The insurer reported an overall personal lines combined operating ratio (COR) of 102.5%, which it attributed mainly to challenges in motor.

Speaking to journalists about the first half results this morning, Dye explained that Allianz had suffered from the same claims frequency trends that have hit most UK insurers’ motor results in the first half of this year.

These include an increase in accidental damage frequency as people drive more due to the improved economic conditions.

Dye said: “We are not delivering the right level of profitability in our private car accounts and we have been dealing with that all year by putting through price rises ahead of claims inflation.

“I am very comfortable that we are doing what we need to do to put it right but you have got to wait a year for the price rises to earn through your book.”

Industry price indices indicate that comprehensive personal motor rates increased by between 2.9% and 5.2% in the second quarter of 2015 compared with levels in the same period last year. Dye declined to disclose Allianz’s specific price increase but said it was “at the upper end of that range”.

Vicious’ competition

Allianz UK fared much better in commercial lines, reporting a COR of 95.3% in the first half of 2015.

The commercial book also grew by 2.5%. But Dye said this was lower than previous growth because of ‘vicious’ competition.

He said: “2.5% of growth is about as much as I imagine we would sensibly achieve in market that is as competitive as this one.”

He added that competition in commercial lines was coming from all sides, including the international and London market for mid-market corporate business in particular.

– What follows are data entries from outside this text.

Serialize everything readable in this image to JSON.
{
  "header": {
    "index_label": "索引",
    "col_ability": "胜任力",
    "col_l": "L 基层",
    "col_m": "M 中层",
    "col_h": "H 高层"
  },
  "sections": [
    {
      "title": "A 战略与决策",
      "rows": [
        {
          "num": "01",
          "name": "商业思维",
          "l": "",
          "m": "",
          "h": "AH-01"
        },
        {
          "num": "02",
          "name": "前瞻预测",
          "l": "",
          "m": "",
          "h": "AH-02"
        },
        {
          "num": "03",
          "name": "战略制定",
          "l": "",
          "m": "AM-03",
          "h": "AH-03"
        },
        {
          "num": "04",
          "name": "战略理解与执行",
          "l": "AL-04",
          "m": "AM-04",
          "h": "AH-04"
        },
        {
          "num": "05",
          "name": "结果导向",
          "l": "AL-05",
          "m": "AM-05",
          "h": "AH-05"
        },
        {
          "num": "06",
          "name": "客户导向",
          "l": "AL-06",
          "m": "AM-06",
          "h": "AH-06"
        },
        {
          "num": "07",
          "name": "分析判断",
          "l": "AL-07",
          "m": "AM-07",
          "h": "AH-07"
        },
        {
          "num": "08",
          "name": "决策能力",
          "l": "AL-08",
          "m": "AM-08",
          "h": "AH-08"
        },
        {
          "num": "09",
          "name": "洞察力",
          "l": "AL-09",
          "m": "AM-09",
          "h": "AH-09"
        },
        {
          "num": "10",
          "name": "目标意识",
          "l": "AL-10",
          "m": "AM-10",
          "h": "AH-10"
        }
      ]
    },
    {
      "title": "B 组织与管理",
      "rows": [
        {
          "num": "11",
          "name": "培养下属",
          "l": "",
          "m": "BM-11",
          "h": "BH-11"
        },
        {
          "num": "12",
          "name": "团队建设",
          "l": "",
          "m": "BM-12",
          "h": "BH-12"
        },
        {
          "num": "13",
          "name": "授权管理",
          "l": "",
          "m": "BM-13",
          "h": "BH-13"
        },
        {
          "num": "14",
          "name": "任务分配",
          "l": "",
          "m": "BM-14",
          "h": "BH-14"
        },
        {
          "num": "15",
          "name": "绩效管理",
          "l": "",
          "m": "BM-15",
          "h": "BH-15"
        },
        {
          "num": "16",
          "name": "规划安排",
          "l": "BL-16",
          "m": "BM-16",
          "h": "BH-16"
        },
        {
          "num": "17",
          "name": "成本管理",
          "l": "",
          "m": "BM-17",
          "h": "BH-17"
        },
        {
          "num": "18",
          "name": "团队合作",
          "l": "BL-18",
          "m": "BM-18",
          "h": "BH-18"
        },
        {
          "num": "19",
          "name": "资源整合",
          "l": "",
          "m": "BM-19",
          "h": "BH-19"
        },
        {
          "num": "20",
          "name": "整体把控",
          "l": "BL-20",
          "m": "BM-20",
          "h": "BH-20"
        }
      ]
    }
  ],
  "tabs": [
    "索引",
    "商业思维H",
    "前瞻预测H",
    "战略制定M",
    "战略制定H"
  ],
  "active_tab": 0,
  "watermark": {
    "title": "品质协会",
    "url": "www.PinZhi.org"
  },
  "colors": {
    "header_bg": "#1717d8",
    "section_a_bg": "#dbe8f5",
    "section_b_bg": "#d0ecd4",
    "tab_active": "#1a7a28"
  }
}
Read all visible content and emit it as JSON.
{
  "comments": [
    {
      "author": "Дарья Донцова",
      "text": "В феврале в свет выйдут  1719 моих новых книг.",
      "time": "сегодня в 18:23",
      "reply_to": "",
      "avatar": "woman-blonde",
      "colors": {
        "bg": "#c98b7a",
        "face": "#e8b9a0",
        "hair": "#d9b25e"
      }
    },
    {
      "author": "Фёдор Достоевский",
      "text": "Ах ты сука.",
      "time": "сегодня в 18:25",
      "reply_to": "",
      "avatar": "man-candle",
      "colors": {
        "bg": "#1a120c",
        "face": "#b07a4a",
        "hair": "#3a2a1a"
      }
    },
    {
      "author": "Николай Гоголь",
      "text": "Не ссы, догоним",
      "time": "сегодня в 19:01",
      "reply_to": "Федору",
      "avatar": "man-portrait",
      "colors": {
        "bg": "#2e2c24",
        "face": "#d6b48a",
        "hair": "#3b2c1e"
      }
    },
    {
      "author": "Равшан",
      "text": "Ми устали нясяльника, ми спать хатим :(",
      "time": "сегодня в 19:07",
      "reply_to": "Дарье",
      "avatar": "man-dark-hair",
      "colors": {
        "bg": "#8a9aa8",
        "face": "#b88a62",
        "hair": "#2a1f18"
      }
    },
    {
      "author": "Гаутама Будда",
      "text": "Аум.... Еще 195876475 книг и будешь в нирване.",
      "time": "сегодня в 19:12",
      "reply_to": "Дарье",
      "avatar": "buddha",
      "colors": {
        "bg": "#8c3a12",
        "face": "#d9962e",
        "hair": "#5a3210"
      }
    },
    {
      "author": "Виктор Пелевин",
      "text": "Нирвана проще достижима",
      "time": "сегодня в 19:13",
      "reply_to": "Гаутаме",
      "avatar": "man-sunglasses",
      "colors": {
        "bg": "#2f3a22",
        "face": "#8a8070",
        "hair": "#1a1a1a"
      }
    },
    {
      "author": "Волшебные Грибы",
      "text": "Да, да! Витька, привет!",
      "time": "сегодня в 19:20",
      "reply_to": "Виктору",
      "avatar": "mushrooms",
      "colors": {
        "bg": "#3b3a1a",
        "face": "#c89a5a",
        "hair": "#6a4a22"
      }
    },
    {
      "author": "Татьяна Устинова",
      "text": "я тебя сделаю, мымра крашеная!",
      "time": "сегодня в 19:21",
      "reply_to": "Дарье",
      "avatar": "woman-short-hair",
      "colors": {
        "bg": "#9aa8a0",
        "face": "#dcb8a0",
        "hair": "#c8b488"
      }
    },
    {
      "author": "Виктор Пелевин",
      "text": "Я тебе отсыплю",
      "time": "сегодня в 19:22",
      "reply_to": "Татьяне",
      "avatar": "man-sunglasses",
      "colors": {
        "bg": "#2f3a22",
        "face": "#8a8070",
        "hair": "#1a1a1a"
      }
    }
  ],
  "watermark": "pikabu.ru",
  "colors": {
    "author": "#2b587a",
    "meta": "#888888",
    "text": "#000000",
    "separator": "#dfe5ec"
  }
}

Dye said: “We are getting positive rate, but I’ll bet there are lots of people out there who aren’t. You have to question the sustainability of that.”